Technology in irrigation systems has been rapidly advancing across the world. Low flow systems are assisting farmers at reducing the amount of water they need to satisfy the crop’s requirements while keeping their energy and costs associated with irrigation down. ‘Smart Phone’ technology allows farmers to monitor the moisture and temperature in their fields from the palm of their hand, which will greatly reduce waste and increase economic yield when used properly. Advancements in pump designs, water delivery systems, nozzles, and other delivery systems will continue to develop so as to increase our ability to more efficiently produce crops.
There are basically five types of irrigation with variations within each based on your objectives:
- Surface Irrigation (also known as ‘flood’ irrigation) involves most if not all of the surface of the field being flooded
- Sprinkler Irrigation is meant to mimic rainfall. Within this group of delivery systems, new, ‘low flow’ sprinkler irrigation has made great advances, now able to deliver very fine droplets using spinner jets and other configurations that demand less water and still accomplish their objective.
- Drip Irrigation has many different types of systems within it, all based on the premise that the water is dripped at or near the plant so as to specifically feed the plant growing area and not the inter-row area at very low rates as the plant needs it.
- Underground Irrigation or ‘subsurface’ irrigation is delivered by pipes that are porous or perforated in such a way as to water beneath or beside the rootzone, moving by diffusion through the soil to the roots that need it.
- Sub-Irrigation involves actually raising the ground water level to dampen the root zone of the plant.
Yields and water requirements of irrigated and rainfed agriculture
The first two of these methods, surface and sprinkler irrigation, are termed as ‘conventional’ systems. Flood irrigation, or surface irrigation is still commonly used by small farmers across the sub tropics because it doesn’t involve a lot of mechanization or operation skill within it. As we continue to see developing countries assisted with education and technology introduction, more farmers will be able to utilize more sophisticated systems to their ultimate benefit, hopefully.

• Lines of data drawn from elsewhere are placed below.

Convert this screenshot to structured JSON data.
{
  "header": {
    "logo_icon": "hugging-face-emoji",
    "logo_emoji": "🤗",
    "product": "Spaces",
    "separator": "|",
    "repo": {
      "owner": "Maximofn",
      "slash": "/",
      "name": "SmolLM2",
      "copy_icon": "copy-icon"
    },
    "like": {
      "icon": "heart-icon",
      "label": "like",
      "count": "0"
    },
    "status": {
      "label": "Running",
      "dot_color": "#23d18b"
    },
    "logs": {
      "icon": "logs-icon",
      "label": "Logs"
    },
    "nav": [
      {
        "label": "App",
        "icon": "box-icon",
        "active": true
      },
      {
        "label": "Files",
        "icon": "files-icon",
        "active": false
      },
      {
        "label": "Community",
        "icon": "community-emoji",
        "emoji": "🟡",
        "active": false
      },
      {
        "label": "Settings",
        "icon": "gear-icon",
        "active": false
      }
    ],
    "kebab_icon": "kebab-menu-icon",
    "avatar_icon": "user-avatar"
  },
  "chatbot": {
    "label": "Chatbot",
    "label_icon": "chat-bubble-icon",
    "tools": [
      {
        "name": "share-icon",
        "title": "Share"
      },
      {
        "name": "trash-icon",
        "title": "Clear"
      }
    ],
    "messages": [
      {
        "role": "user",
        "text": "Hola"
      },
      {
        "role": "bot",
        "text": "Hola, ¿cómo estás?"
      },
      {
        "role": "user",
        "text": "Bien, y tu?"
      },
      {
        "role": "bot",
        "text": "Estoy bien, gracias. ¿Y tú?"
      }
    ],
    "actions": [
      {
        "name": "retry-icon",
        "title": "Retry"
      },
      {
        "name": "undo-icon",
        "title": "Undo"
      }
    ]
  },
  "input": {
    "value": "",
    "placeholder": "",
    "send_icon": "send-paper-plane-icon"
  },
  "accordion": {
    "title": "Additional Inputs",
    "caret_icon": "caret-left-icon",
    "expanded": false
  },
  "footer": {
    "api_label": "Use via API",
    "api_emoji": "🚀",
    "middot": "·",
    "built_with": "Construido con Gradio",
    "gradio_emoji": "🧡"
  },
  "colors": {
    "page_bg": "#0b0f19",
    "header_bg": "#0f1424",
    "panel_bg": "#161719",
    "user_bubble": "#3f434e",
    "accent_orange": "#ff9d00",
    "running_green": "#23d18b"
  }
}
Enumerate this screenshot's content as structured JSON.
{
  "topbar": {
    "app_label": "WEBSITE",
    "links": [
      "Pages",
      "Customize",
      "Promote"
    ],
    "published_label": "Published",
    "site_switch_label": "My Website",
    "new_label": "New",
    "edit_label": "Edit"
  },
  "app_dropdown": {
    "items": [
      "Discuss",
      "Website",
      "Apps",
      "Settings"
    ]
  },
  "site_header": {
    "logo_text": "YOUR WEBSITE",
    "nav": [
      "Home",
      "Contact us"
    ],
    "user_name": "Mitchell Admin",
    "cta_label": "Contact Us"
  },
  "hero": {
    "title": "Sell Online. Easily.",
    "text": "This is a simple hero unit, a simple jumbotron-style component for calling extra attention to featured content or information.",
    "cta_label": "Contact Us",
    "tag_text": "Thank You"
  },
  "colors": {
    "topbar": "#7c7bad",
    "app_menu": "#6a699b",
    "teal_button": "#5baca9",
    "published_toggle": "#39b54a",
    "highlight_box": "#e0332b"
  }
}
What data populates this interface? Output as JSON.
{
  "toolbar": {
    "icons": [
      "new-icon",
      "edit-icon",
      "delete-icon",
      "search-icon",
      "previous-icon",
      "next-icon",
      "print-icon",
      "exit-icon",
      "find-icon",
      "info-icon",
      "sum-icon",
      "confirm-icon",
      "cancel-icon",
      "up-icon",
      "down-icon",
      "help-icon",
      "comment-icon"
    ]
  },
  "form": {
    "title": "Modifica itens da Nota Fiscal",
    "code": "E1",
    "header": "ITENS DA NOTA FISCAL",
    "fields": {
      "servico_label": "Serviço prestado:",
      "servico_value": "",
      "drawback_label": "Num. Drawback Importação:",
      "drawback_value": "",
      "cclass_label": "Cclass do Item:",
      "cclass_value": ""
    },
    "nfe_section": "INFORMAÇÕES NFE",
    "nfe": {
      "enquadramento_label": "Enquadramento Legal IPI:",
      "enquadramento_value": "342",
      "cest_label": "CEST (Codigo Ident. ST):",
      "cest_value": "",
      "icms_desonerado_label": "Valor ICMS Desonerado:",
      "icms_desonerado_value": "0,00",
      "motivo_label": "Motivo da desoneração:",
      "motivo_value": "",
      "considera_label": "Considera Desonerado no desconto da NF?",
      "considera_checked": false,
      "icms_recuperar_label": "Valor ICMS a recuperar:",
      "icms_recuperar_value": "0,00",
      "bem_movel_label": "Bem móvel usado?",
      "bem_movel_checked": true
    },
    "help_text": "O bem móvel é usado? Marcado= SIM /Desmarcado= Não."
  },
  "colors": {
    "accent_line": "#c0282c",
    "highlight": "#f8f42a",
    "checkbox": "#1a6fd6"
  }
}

The inaccuracies associated with flood irrigation can create problems relating to salinization, waterlogged soils, microbial death within the soil, and soil compaction. Being more efficient with irrigation delivery systems will increase crop yields and labor efficiency, as well as more sustainable soil management where it can be adopted.
Small Farm Irrigation Systems
There is hope for the small farmers in developing countries for providing supplementary irrigation. When local watering sources are available, simple manually operated pumps like the ‘Treadle Pump” allow for a resource-poor farmer to manage according to their needs.
With efficiencies in small diesel engines, pumping systems that can be ‘sized down’ for smaller fields are evolving. Electric powered systems are also developing so as to be operated more efficiently than decades past.
Using Waste Water for Irrigation Systems
There is great potential in the utilization of waste water for irrigation purposes if managed properly. If waste water can be treated so as to enable its reuse on cropland, significant savings in water costs for irrigation systems, and a reasonable benefit from the nutrient content of the wastewater can be achieved simultaneously. Recovery of waste water Nitrogen, Phosphorus, and Potassium; among other elements by the crop, and converted to biomass not only can reduce fertilizer costs, but can keep these potential pollutants out of the watercourses and surface waters of a given watershed.
Utilizing irrigation in Agricultural Systems to not only satisfy general water balance in crop producing soils, but to time the watering according to the plant’s requirement for maximum yield continues to bring interest to sub-tropical agriculture, where rainfall may not be available when the crops need it the most.
You can learn more about irrigation systems by visiting these websites:
Factors to Consider in Selecting a Farm Irrigation System – University of Georgia Extension
By: John Deibel, Agronomist and Contributing Freelance Writer for Tractor Supply